Now it has become much easier for the ruling parties to get coppers of their choice posted in their constituencies to protect their illegal activities.
Fear of repercussions is a strong factor contributing to professional coppers not being proactive in cracking down on politically connected criminals. They cannot be blamed for maintaining a low profile after what happened to the officers who were involved in the 1995 operations. Almost all of them were brutally murdered.
There is no simple solution to the boiling Bloody Karachi cauldron. But the country's economic lifeline cannot be left to bleed. It requires emergency political and security measures to end the ongoing violence. Peace can only be restored by depoliticisation of the police and other security agencies. It is mainly the responsibility of the ruling political parties to come to some agreement to save the city. An unstable Bloody Karachi will destabilise the entire country.
There is a line in the movie Zulu I think of, and I will try not to mangle it too much, "See that chap on the side of the hill? He is counting your rifles. Measuring your firepower with the lives of his men."
I dislike the thesis of this article -- that Israel is seen as the aggressor in this conflict because its citizens aren't dying.
That wasn't the thesis. That was the description of the perception. This is more the thesis:

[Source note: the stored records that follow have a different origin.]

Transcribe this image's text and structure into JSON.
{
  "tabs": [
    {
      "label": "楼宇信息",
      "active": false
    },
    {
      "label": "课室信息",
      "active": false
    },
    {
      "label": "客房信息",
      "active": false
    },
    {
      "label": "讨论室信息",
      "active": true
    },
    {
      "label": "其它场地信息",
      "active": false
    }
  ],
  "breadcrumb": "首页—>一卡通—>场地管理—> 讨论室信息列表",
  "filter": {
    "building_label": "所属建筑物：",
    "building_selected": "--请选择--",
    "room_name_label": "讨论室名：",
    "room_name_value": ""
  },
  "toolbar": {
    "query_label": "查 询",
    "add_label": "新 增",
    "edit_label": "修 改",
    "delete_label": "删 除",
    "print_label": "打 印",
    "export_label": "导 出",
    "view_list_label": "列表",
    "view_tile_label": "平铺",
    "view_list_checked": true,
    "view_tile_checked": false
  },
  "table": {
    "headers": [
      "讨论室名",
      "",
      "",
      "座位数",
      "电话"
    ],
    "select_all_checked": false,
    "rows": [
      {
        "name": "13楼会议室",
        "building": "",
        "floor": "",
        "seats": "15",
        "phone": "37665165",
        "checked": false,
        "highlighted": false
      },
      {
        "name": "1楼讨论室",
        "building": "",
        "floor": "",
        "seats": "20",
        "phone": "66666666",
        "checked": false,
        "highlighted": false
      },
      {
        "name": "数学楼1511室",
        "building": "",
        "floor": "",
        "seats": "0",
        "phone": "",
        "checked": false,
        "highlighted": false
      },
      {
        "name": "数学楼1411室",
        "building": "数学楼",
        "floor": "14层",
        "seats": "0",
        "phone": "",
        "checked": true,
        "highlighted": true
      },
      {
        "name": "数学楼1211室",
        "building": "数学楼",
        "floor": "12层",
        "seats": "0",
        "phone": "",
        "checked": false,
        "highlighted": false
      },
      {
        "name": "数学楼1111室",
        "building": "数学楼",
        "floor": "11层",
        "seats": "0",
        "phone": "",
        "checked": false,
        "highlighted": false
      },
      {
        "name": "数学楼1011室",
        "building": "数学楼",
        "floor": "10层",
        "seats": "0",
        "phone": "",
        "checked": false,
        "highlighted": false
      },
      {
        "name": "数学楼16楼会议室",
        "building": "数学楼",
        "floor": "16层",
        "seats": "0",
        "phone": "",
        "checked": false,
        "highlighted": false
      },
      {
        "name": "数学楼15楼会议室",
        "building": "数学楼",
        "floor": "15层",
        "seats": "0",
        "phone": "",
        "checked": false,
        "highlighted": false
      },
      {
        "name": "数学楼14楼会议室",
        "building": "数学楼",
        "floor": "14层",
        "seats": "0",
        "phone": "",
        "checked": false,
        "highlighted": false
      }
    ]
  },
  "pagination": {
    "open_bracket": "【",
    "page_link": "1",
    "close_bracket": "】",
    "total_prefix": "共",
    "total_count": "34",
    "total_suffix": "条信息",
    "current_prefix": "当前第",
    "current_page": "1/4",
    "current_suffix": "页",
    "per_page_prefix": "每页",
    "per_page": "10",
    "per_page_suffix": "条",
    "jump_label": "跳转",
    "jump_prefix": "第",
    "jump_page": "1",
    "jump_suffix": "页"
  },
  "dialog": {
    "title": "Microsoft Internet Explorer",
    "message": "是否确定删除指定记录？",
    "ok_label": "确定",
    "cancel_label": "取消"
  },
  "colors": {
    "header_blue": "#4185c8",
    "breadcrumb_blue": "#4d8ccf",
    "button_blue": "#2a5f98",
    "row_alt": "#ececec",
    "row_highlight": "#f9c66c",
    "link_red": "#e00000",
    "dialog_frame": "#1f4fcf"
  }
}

To put it succinctly, Hamas is doing its best to kill any and all of us in Israel, while cynically seeking to protect itself from attack by emplacing its offensive capacity among Gaza¬'s often unwitting civilians. And Israel is doing its best to prevent its citizens being killed, while trying to thwart the attacks without harming Gaza¬'s civilians. There¬'s the relevant asymmetry... Now that we¬'ve found a means to reduce that threat, you can be 100 percent certain that our enemies are even now seeking new means to overcome those fiendish Zionists¬' latest life-saving innovation.
Of course, he rather wrecks it by assuming that a settlement can be structured to make it more difficult for the Hamas capos and their goons to operate.
A multi-volume chronology and reference guide set detailing three years of the Mexican Drug War between 2010 and 2012.
Rantburg.com and borderlandbeat.com correspondent and author Chris Covert presents his first non-fiction work detailing
the drug and gang related violence in Mexico.
Chris gives us Mexican press dispatches of drug and gang war violence
over three years, presented in a multi volume set intended to chronicle the death, violence and mayhem which has
dominated Mexico for six years.